Editorial: Passing connections do not radicalise a mosque
People should take great care when considering views that an Australian and a New Zealander linked to an al Qaeda terrorist group and killed in Yemen had been radicalised at the mosque in Christchurch.
Mosque leaders say they are shocked and disturbed by the suggestion and that they have a policy of reporting anyone discussing jihad or extremist ideas to the appropriate authorities or the president of the Islamic association.
There is no real evidence that anyone in Christchurch is engaged in anything other than peaceful and religious activities at the mosque and the rest of the population should keep that firmly in mind.
Australian Christopher Havard and dual New Zealand-Australian national Daryl Jones were killed by a missile fired by a US drone in November.
Australia's ABC news reported this week the pair had been on an Australian Federal Police watchlist because of their links to al Qaeda in the Arabian Peninsula (AQAP) terror group. Havard and Jones - who went by the name Muslim bin John - reportedly met in Christchurch after Havard converted to Islam.

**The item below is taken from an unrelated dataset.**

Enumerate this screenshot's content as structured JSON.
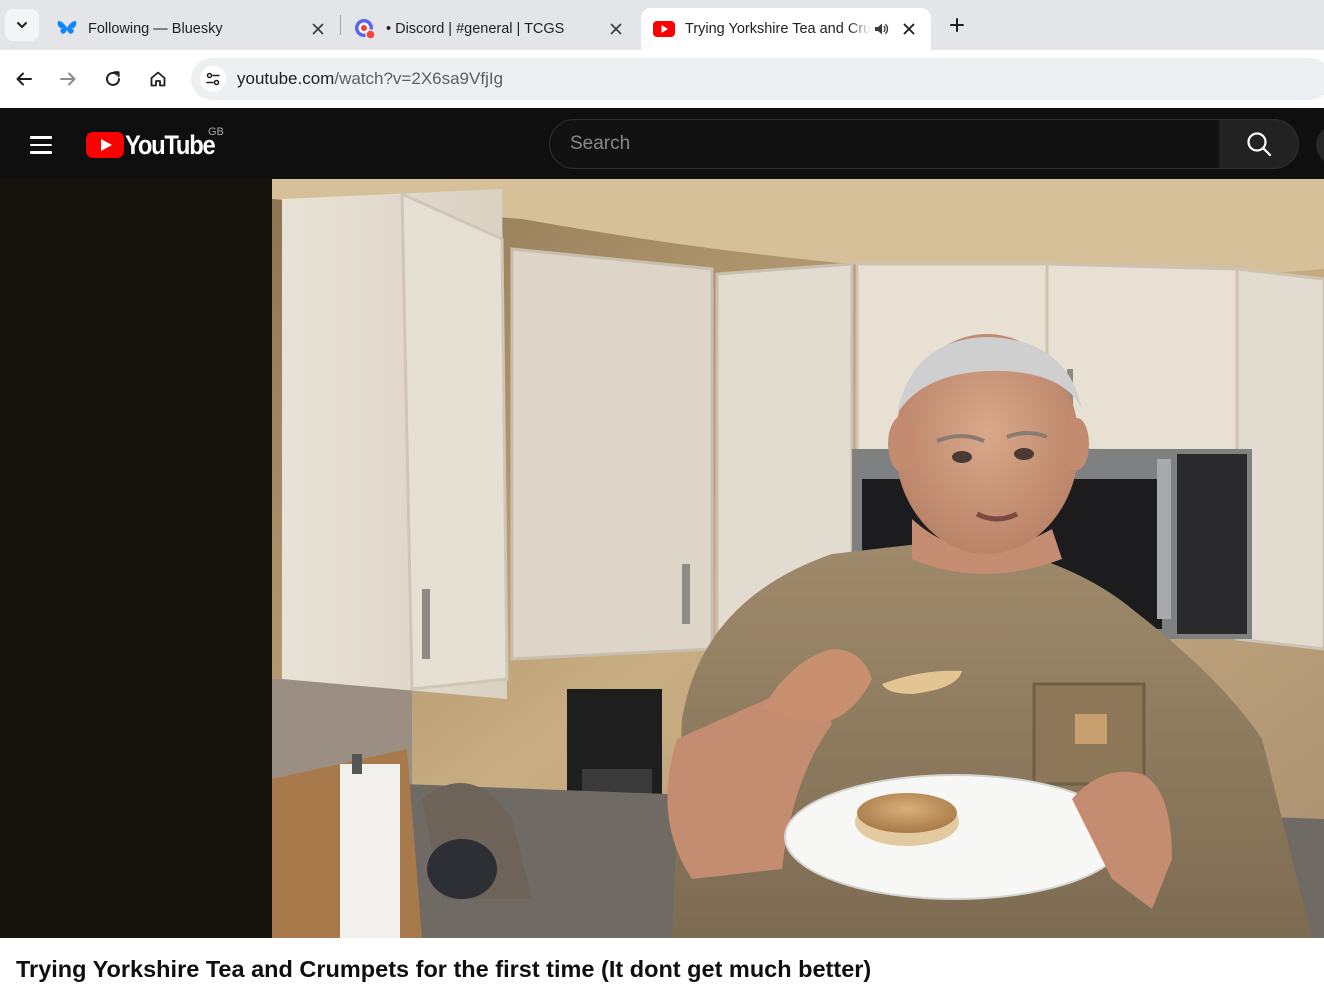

Havard's mother and stepfather, Bronwen and Neill Dowrick, said their son joined the local mosque and told them that was where he first encountered radical Islam.
It is more likely that Havard radicalised himself, given the ready availability of extremist material on the internet.
Just because he was attending a local mosque while he was doing so doesn't make the people at the mosque responsible for the progress of his life or his eventual terrorist associations.
Most religions have extremists and an analogy is apt. Say a newcomer to Christchurch attached himself to a local Christian congregation but found more to his liking the reports online of the activities and views of the Westboro Baptist Church of Topeka, Kansas, which has become a byword for intolerance and Christian extremism.
We would not blame the Christchurch congregation for whatever he chose to do next. The worshippers of the Deans Ave mosque deserve no less consideration.
That is not to say that we can afford to be complacent about the reach of radical ideas into New Zealand.
We may be far away from the world's worst trouble spots, but we are not unconnected to them, and modern connectivity and communications allows the rapid spread of ideas even to the remotest corners of the South Pacific.
Prime Minister John Key has said that the security and intelligence services are alert to the possible radicalisation of people in New Zealand. He also says he does not believe Christchurch is a base for radicalism.
There are about 2600 people in Christchurch who identify as Muslim, and about 46,000 in New Zealand.
A quarter of them were born in this country; many others come from the Pacific islands.
Some have arrived as refugees escaping the sort of strife that occurs when religious extremism of any hue takes hold.
There have been prominent news stories of late that some ignorant or bigoted people might latch on to - the kidnap of the Nigerian schoolgirls is one; the death sentence given to a Sudanese mother for "apostasy" another.
In fact, these have as much and as little to do with Christchurch Muslims as the history of sectarian violence in Northern Ireland does to Christchurch Christians.
Our local Muslim community are right to be vigilant and it is encouraging to learn they have procedures in place to report disturbing behaviour among people in their midst.
The passing connection with one or two known extremists should be seen for what it is - an aberration.
Now, it is hoped that the Christchurch Muslim community can be left to continue with their devotions in peace.